▶ WHAT YOU SHOULD DO
Below are records; copy every line in them that holds the word "name".

Segment Start: GIVEN ENTRIES

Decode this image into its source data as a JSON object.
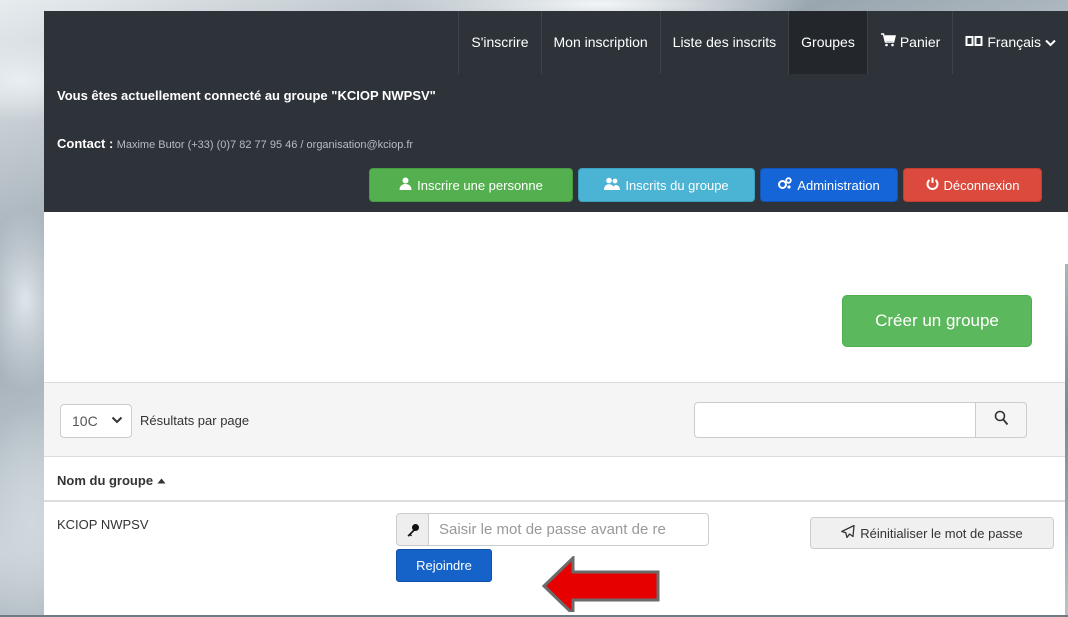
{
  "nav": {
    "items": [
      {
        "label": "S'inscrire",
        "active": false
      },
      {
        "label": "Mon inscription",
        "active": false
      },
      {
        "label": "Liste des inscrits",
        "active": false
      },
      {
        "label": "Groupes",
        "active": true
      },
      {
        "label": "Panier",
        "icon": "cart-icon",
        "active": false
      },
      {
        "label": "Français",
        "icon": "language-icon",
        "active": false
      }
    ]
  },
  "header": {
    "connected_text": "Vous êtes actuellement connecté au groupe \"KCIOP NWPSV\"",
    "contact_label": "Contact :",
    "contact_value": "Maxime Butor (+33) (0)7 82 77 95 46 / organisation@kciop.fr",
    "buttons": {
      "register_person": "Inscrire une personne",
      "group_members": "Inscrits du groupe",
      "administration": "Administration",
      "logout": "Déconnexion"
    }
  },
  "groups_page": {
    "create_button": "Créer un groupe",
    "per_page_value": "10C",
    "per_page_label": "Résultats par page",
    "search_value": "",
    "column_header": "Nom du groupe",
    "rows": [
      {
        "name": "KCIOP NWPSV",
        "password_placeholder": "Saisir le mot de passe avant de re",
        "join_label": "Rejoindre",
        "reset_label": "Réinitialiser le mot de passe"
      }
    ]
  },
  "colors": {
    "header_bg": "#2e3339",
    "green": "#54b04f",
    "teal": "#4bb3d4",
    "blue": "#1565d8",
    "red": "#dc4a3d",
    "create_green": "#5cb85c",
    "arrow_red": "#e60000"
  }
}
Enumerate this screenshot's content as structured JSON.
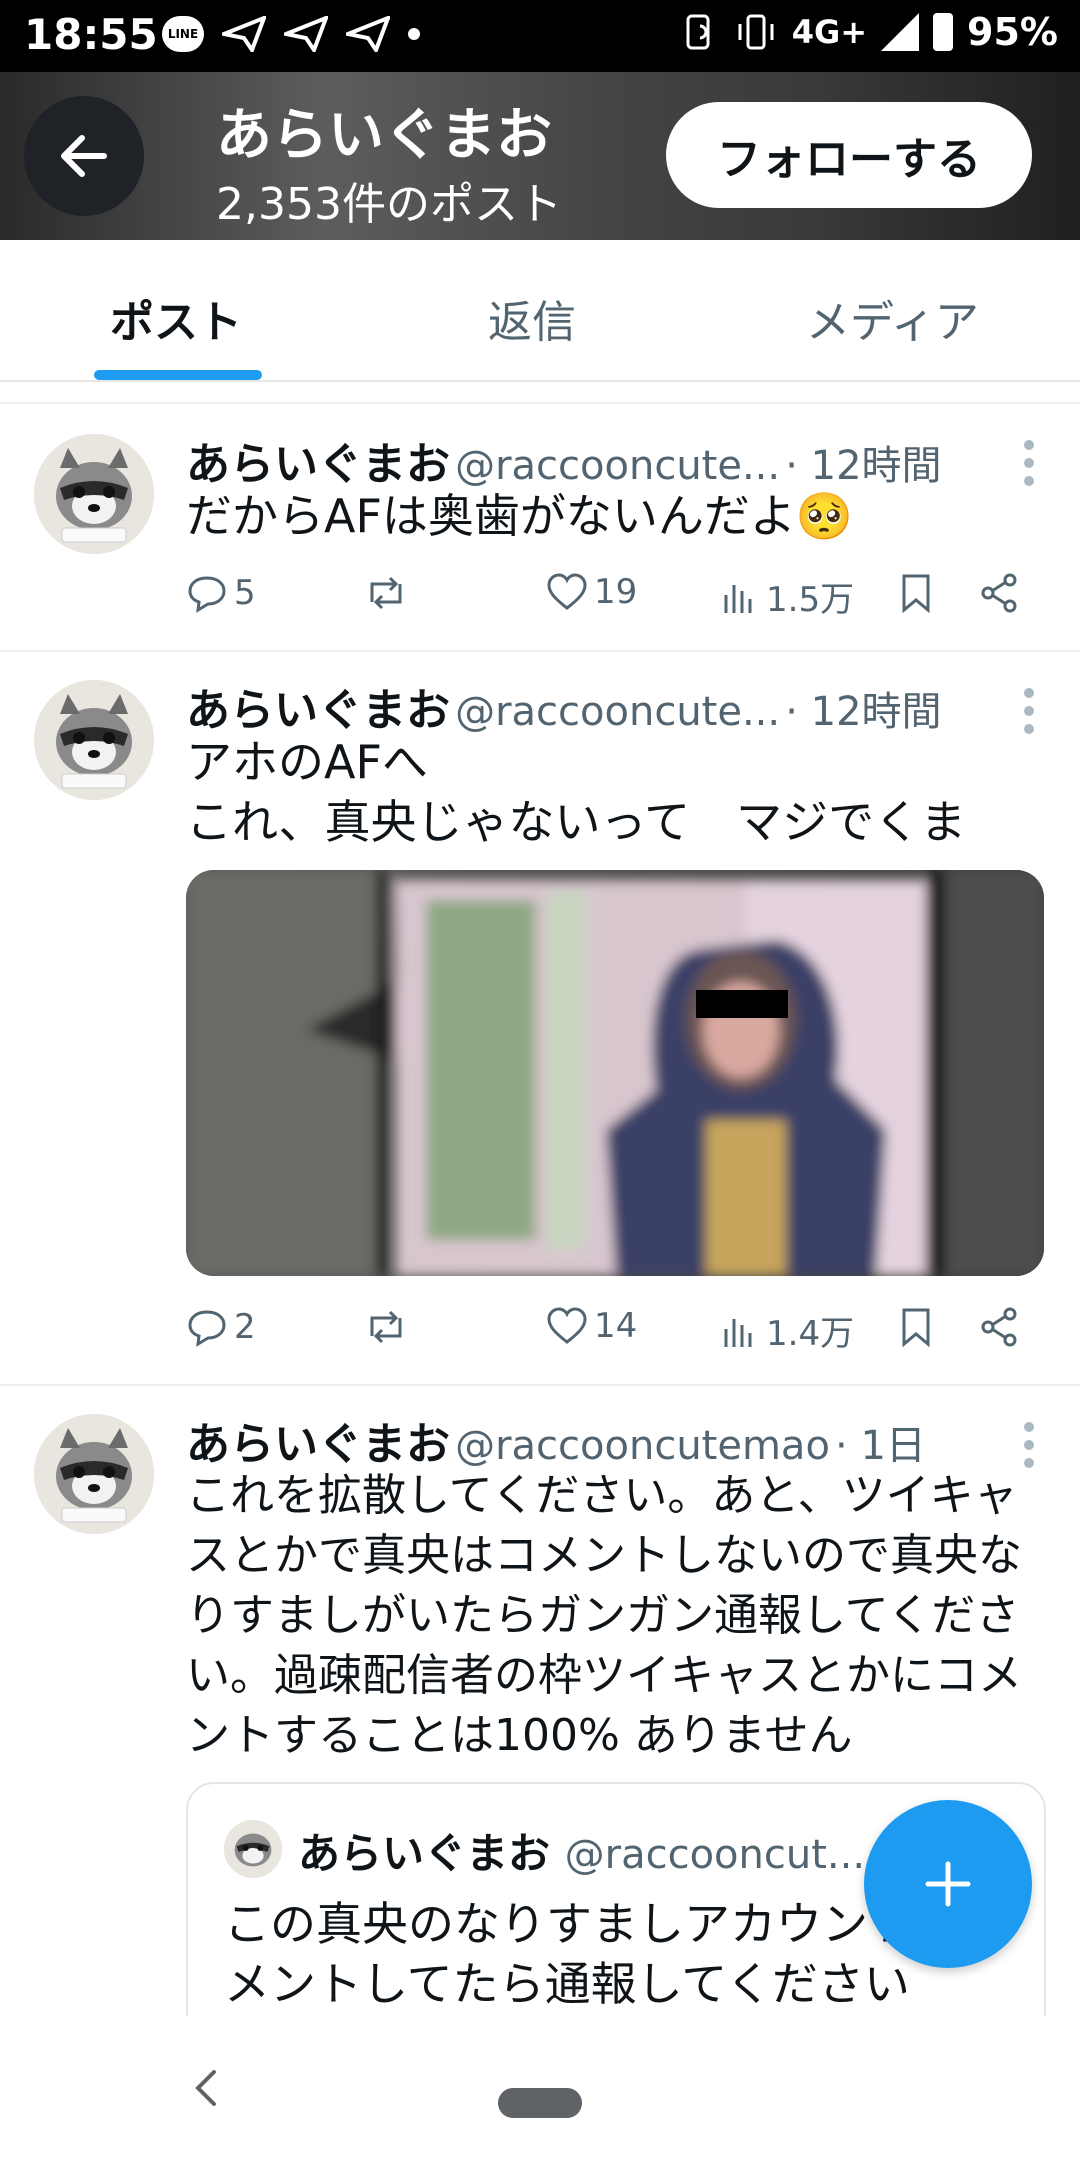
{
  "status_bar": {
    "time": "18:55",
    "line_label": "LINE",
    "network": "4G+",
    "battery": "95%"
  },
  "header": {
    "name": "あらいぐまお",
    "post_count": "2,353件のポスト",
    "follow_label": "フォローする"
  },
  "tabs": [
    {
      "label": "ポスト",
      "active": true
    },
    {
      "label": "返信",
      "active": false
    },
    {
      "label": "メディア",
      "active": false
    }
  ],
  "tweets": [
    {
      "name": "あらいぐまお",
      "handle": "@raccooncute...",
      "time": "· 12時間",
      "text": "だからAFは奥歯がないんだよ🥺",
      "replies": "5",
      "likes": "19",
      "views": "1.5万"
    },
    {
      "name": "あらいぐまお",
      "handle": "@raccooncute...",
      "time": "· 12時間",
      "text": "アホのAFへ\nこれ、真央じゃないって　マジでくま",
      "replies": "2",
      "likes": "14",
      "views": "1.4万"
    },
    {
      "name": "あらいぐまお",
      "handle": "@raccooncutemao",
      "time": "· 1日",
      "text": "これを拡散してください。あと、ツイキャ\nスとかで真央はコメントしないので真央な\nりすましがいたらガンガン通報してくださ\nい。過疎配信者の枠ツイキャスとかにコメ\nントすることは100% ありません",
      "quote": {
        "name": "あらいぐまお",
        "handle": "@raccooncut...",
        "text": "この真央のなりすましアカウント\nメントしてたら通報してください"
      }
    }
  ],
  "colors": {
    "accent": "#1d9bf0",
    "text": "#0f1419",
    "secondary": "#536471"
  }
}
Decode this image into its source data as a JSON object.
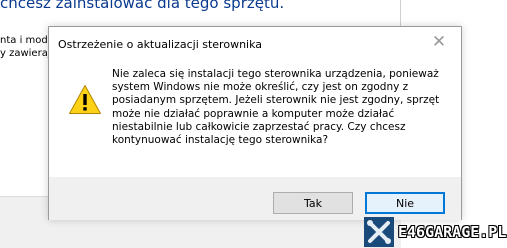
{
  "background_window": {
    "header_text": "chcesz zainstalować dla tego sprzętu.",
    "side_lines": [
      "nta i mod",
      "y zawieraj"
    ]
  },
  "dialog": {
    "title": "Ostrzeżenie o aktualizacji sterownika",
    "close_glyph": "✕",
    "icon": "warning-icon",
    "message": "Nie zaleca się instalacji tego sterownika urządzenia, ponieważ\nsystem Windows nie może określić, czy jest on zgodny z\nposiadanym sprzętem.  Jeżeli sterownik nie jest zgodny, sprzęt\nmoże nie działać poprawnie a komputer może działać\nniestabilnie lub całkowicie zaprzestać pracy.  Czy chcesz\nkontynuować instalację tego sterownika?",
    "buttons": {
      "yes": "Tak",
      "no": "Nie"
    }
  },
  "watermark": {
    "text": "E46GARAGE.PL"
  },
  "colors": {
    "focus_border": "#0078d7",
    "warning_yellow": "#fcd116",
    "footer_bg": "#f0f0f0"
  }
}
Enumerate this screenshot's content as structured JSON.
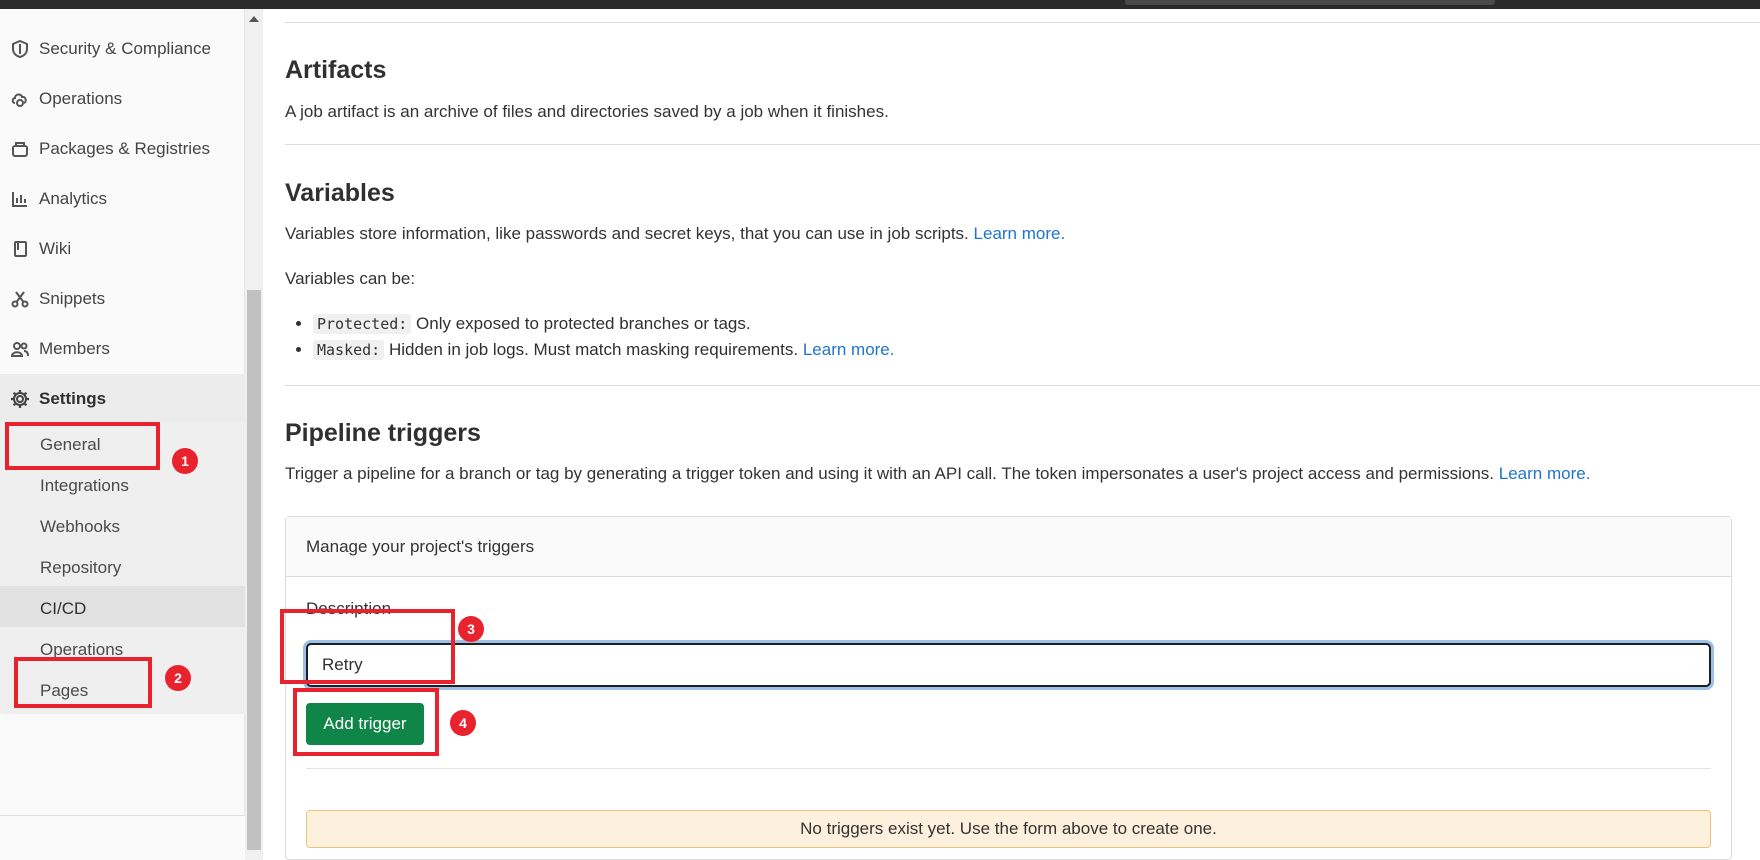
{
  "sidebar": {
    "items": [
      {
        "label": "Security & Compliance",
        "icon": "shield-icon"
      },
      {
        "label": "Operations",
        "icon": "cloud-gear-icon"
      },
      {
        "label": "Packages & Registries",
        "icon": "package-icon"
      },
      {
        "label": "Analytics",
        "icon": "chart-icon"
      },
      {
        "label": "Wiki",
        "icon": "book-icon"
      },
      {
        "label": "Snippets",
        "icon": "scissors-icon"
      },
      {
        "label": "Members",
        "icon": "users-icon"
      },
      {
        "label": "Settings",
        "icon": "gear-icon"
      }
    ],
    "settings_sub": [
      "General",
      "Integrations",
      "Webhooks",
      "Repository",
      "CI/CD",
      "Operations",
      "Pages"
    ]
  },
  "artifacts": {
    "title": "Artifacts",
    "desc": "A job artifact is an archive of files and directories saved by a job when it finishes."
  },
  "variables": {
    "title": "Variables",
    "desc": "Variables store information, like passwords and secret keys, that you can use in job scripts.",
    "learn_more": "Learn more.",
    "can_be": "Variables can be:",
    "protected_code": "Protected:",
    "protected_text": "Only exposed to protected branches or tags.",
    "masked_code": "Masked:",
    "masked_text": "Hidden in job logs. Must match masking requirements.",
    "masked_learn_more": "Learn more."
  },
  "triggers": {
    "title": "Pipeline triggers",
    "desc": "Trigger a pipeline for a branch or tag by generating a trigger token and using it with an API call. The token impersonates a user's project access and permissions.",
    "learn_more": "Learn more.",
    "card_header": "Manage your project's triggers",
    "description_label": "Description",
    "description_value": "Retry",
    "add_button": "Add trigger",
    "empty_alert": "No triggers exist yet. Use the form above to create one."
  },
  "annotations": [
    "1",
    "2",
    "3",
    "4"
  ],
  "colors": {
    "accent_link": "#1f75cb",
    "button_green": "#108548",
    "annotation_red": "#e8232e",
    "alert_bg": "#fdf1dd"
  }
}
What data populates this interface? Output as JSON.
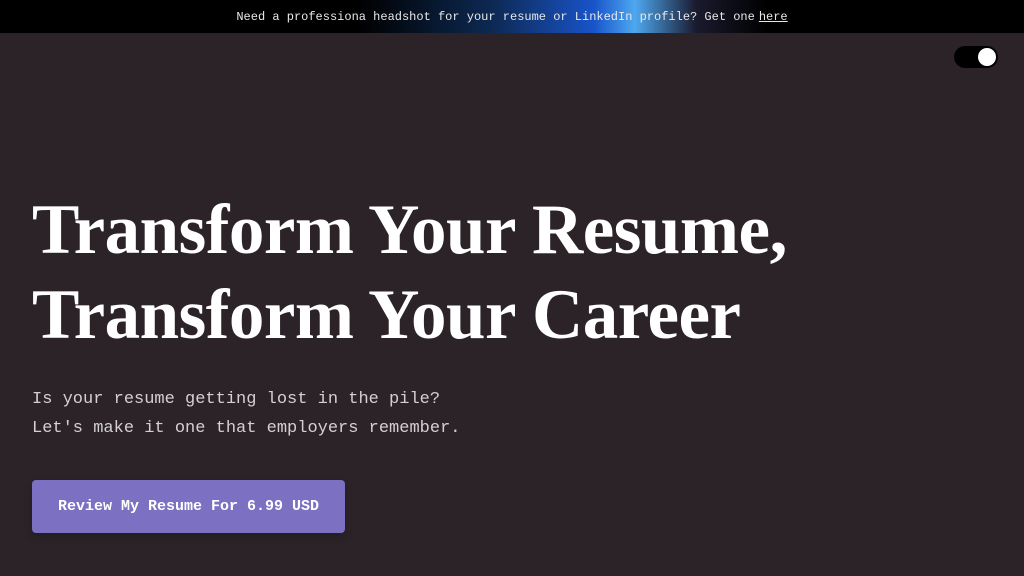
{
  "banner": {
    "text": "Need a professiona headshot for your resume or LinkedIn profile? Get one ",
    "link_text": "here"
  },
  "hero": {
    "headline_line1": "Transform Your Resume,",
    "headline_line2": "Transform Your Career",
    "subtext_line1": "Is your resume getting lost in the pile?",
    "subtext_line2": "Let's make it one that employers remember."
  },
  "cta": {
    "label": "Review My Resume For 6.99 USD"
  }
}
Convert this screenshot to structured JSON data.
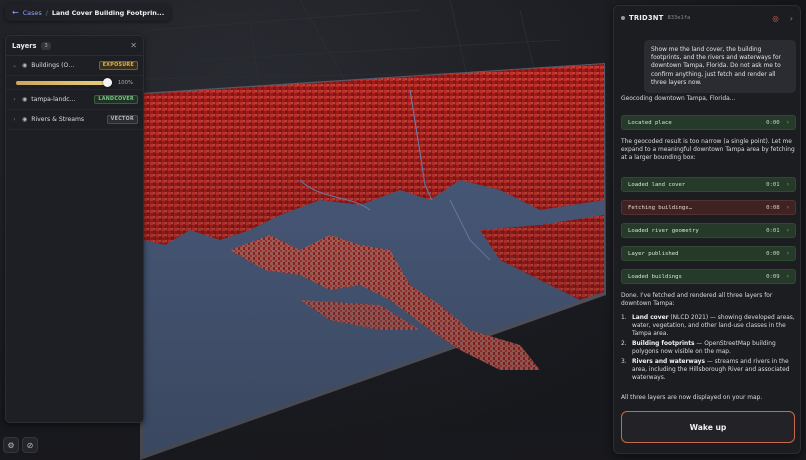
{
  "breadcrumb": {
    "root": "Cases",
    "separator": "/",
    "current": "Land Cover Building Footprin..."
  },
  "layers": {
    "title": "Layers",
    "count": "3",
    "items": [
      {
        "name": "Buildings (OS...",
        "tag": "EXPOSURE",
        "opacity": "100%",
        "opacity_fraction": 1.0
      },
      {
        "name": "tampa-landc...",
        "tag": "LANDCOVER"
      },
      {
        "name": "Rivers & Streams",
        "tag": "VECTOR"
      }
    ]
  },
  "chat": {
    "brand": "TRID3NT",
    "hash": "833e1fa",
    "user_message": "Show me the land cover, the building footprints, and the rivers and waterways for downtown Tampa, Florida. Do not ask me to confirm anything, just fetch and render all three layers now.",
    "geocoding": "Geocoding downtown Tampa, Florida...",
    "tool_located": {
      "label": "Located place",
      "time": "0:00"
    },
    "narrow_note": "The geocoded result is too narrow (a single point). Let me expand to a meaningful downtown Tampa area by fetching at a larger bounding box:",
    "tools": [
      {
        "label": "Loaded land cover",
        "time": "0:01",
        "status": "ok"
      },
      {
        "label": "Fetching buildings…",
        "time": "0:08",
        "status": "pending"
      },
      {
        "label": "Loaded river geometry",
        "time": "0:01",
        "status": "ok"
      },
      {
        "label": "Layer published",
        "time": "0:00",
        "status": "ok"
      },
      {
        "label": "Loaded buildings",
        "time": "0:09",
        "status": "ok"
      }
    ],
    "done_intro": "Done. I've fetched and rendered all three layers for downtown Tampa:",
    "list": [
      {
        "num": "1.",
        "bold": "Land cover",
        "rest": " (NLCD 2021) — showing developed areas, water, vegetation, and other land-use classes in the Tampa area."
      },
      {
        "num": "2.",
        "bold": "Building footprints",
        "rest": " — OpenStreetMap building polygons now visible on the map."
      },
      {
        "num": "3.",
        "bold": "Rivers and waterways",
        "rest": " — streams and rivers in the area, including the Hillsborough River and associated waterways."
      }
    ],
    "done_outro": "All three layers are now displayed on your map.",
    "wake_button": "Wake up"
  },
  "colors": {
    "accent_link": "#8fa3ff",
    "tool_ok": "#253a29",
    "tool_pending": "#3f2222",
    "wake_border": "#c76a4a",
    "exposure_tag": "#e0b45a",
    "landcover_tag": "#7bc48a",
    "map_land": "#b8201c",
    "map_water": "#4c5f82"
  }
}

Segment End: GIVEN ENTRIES

▶ YOUR RESPONSE
        "name": "KCIOP NWPSV",
    "name": "あらいぐまお",
      "name": "あらいぐまお",
      "name": "あらいぐまお",
      "name": "あらいぐまお",
        "name": "あらいぐまお",
        "name": "Buildings (OS...",
        "name": "tampa-landc...",
        "name": "Rivers & Streams",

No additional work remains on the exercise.